We later found out that the app was built to completely duplicate all the website’s features.

2. It costs a lot of money to make an app.

A junior level software developer costs around Php 40,000 in monthly salaries. You need at least 2 of them, and a project manager that takes in about Php 60,000 monthly. If the app took 3 months to build (and that’s being conservative), then you would have already spent half a million bucks on something you aren’t even sure is needed.

Without validating whether their product would actually solve a real problem that their customers faced or not, our client spent a considerable amount of money and time to create an app that they assumed their customers would use.

3. Your users might have a difficult time using your app.

It didn’t surprise the team that the testers had a hard time completing the tasks, but we were actually surprised that even the easiest task had the testers scratching their heads. Even the action of simply filling in their birthday as part of the registration process was hard to accomplish. The app uses a calendar that forces the users to swipe through months one at a time in order to choose their date of birth. One of the testers was born in the late 1980s, so there was quite a lot of swiping to do in order to complete a task that could’ve been easily done if the app just used a simple input field.

4. They might abandon the app altogether.

After releasing their mobile application to the public, it surprised the organization when they continuously got bad reviews. Apart from the fact that the application kept on crashing, the users encountered several difficulties in using the app. From failing to find what they needed, to having unsuccessful attempts at applying for one of the services, it was hard to use.

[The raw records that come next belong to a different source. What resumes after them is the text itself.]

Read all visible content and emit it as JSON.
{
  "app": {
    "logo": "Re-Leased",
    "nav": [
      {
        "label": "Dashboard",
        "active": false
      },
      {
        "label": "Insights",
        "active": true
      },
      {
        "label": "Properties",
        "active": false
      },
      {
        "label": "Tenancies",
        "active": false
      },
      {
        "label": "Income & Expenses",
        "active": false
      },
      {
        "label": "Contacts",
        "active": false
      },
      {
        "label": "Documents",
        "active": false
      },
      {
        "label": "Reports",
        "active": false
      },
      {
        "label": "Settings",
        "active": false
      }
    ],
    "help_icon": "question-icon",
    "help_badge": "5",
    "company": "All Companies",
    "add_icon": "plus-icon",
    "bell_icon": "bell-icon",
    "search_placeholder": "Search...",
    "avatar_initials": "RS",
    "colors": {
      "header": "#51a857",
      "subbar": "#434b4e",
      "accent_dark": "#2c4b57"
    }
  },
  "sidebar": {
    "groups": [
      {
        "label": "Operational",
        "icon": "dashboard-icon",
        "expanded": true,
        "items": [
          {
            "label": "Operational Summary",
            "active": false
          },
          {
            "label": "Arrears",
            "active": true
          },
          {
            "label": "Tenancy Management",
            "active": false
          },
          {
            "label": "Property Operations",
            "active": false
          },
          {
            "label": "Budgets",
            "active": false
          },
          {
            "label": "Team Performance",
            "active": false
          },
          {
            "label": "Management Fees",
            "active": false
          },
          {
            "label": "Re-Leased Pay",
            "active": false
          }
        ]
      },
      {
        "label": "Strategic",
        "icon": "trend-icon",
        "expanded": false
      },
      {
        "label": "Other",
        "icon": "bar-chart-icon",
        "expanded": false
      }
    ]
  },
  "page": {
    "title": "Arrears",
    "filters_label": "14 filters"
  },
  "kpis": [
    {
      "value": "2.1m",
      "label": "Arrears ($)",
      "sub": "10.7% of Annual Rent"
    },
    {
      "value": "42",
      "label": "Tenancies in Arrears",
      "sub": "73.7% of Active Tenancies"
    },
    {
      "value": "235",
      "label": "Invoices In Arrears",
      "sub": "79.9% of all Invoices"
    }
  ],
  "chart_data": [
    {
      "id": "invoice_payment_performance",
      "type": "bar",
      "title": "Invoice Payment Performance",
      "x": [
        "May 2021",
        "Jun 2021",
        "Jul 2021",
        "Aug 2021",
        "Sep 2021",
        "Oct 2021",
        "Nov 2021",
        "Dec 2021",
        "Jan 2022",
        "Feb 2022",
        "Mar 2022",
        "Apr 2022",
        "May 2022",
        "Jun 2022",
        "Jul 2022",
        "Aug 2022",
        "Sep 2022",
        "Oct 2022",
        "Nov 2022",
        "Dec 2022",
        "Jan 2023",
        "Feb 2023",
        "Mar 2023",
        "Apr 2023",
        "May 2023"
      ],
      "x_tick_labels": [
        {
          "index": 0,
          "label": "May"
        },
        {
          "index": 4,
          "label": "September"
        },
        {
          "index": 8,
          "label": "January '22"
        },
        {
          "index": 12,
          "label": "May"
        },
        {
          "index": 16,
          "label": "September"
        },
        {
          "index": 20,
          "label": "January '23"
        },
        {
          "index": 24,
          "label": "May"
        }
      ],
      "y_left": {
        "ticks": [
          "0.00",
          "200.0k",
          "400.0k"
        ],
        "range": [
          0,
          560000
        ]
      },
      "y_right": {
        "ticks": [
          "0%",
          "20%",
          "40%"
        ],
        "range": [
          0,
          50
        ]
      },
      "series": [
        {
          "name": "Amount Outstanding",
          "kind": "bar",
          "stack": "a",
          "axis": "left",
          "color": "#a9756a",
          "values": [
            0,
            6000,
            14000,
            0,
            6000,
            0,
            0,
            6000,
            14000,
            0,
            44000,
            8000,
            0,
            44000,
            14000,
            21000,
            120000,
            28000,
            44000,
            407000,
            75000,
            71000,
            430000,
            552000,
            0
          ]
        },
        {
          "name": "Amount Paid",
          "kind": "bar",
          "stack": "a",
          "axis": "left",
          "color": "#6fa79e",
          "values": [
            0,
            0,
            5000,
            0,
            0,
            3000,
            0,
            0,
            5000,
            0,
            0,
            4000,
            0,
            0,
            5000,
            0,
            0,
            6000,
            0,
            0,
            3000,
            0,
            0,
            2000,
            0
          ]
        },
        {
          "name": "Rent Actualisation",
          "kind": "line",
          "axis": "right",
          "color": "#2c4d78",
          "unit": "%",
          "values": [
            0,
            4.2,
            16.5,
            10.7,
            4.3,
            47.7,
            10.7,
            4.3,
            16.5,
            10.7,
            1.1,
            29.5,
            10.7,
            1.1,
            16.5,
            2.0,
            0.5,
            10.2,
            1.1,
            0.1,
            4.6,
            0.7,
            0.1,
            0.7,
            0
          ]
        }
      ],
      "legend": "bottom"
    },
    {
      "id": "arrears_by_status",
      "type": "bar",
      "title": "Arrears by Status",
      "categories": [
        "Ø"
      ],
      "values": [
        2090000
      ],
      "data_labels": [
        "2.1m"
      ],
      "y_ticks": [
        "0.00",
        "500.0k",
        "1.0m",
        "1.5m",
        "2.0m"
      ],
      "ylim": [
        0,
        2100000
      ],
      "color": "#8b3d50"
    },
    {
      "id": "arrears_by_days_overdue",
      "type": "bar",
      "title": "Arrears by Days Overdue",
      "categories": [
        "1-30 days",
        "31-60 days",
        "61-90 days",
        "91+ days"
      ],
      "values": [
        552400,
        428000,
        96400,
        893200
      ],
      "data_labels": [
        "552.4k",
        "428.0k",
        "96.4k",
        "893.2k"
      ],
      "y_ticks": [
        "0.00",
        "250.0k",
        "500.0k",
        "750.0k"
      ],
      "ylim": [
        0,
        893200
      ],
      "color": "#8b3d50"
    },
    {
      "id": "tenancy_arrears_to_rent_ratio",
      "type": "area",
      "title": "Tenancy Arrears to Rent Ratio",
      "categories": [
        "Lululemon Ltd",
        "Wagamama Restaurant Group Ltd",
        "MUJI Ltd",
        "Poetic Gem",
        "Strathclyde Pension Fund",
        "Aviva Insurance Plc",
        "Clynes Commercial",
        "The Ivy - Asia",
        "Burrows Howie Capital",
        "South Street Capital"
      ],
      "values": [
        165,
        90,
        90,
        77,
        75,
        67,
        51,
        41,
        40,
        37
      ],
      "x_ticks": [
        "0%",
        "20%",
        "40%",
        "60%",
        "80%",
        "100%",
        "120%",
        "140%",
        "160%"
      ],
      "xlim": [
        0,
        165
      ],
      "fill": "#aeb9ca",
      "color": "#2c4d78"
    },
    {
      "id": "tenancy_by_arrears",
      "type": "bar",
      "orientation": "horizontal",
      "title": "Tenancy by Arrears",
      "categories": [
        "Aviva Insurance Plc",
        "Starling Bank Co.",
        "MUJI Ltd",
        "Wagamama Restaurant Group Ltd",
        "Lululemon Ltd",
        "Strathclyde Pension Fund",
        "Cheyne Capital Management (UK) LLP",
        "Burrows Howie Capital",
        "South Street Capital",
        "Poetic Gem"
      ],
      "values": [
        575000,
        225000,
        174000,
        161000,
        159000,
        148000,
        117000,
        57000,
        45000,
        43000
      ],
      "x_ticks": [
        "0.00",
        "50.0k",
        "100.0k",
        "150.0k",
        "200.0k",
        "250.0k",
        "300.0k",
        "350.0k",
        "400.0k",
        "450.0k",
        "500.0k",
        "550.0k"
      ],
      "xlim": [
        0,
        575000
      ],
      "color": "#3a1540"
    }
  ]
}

The difficulty in the tasks ranged from easy (registration) to hard (scheduling an appointment with a doctor), and we noted down the difficulties each test participant had with the tasks.

5. You will start losing customers.

Your app, as is your website, represents your company, and each unhappy experience is potentially a lost customer. Having a badly designed app that doesn’t solve a customer’s problem – or worse: makes it even more difficult for your customers – doesn’t only affect the relationship you have with that particular customer, it affects your relationship with his friends and relatives that hear about his bad experience.

In conclusion

It’s very easy to fall into the trap of thinking that we know what’s best for our company and our users. We forget that the person who knows best about our products and services are our customers.

Talking to users and having them test your product at each step of the development process saves so much more than time and money, it also makes happy customers which allows you to grow your business.

So maybe we should listen to our customers more.

If you want to learn how to understand your customers needs, create prototypes and test your product with actual customers, click here for our workshop schedules. If you would like us to help you in designing or improving your digital product, contact us at hello@onoffgroup.com

Phil Smithson